### Work to complete
Filter the material below so that only lines containing "false" remain.
┄┄┄┄┄┄
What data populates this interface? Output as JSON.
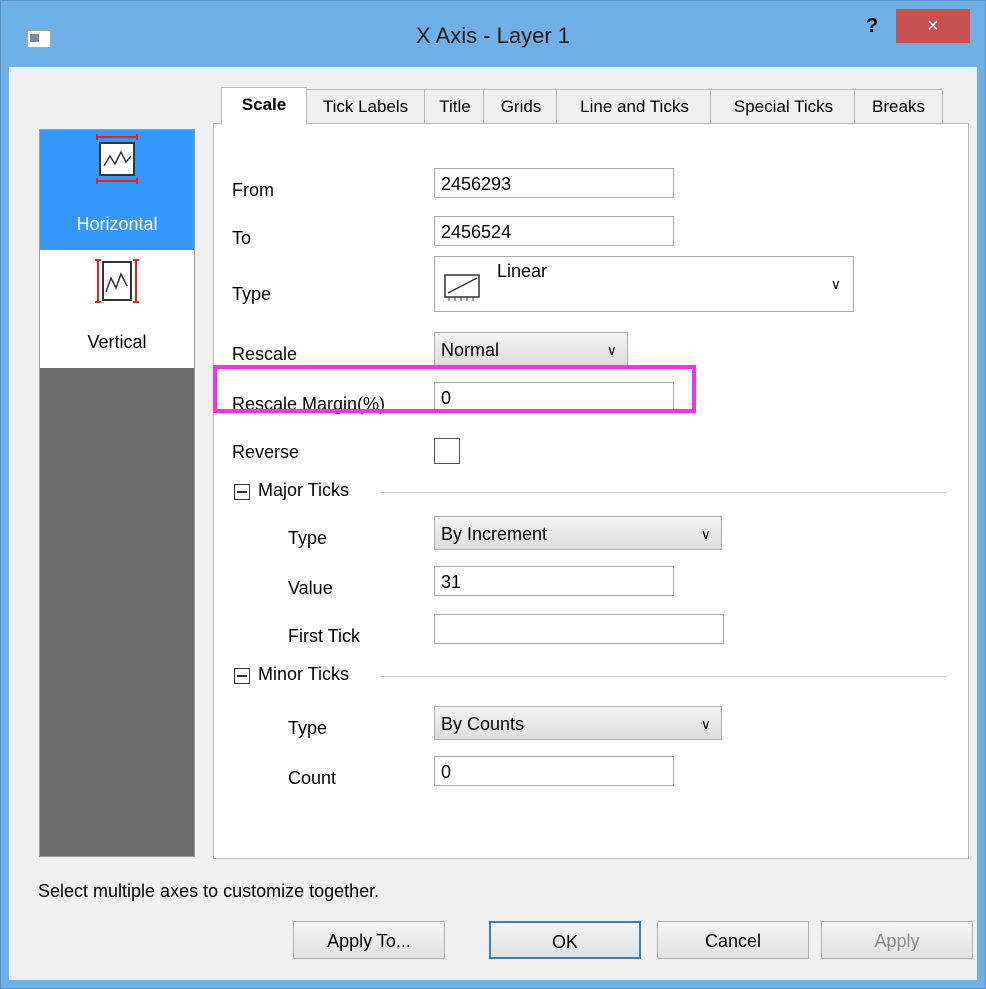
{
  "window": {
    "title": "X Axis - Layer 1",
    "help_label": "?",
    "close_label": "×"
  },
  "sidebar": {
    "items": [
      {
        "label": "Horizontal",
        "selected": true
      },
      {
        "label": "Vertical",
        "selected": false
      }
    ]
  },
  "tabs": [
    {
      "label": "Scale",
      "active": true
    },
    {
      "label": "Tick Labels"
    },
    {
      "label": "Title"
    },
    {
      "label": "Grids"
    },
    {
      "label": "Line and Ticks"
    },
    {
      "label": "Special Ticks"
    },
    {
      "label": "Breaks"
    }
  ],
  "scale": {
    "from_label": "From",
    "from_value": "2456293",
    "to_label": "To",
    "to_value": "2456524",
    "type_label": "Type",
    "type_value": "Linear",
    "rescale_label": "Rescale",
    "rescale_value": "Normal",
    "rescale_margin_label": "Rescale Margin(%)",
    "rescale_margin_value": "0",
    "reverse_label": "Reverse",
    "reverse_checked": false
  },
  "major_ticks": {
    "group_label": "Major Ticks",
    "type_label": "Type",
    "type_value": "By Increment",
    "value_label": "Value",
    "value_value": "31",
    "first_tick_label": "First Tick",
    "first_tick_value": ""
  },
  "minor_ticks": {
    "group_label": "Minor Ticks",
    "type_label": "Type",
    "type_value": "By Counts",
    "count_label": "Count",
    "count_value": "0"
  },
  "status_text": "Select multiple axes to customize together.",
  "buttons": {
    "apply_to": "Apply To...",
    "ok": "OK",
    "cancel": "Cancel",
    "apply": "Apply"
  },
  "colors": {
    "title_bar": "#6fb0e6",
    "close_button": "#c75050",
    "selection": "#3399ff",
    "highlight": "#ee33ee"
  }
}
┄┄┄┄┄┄
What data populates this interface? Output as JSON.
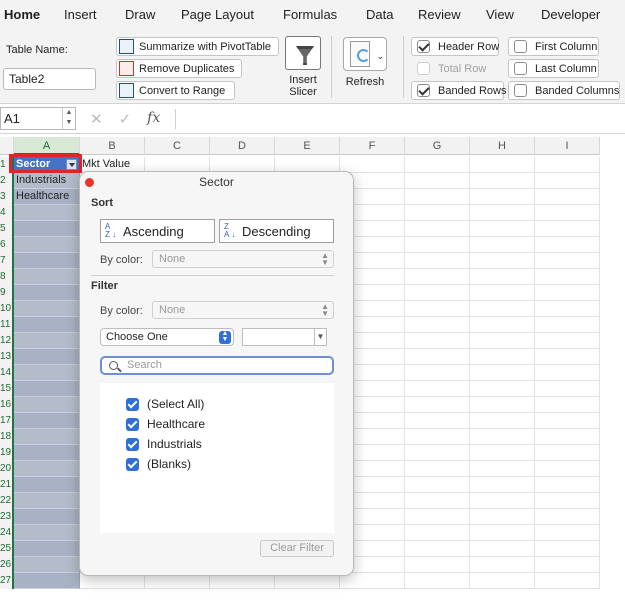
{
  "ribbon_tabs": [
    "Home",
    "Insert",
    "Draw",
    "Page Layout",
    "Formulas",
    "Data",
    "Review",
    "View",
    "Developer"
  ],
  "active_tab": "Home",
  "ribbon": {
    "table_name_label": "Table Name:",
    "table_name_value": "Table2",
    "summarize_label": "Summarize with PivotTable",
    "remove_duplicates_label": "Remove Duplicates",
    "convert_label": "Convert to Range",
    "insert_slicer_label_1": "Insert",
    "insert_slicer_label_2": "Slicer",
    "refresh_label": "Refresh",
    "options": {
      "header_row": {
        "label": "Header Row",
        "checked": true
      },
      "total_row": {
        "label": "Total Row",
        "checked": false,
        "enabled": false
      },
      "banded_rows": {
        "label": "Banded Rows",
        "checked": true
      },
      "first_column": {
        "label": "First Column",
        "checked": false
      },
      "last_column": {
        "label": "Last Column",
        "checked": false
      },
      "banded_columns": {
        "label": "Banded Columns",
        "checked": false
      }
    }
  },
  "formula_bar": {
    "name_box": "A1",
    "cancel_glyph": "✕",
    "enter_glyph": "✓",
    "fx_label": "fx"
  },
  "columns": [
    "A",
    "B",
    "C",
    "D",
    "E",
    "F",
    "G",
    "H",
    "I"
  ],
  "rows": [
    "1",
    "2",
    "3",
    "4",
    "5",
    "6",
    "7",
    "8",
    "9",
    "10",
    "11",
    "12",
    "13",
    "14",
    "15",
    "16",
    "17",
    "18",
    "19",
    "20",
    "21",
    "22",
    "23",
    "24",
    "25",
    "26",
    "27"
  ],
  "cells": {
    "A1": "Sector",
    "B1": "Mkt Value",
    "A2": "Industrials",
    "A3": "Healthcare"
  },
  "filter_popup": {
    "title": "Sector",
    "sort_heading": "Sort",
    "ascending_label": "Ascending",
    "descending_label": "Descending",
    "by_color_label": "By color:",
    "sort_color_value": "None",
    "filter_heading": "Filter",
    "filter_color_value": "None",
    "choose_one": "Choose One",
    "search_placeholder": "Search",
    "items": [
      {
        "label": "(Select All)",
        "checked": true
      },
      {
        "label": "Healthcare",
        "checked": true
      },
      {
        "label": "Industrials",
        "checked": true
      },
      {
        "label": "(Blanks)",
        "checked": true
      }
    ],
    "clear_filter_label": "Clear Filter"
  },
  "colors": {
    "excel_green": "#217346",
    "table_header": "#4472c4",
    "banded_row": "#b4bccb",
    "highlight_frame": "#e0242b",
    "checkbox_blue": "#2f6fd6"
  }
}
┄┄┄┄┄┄
### Solution to this task
        "selected": false
    "reverse_checked": false
        "checked": false,
        "enabled": false
        "checked": false
        "checked": false
        "checked": false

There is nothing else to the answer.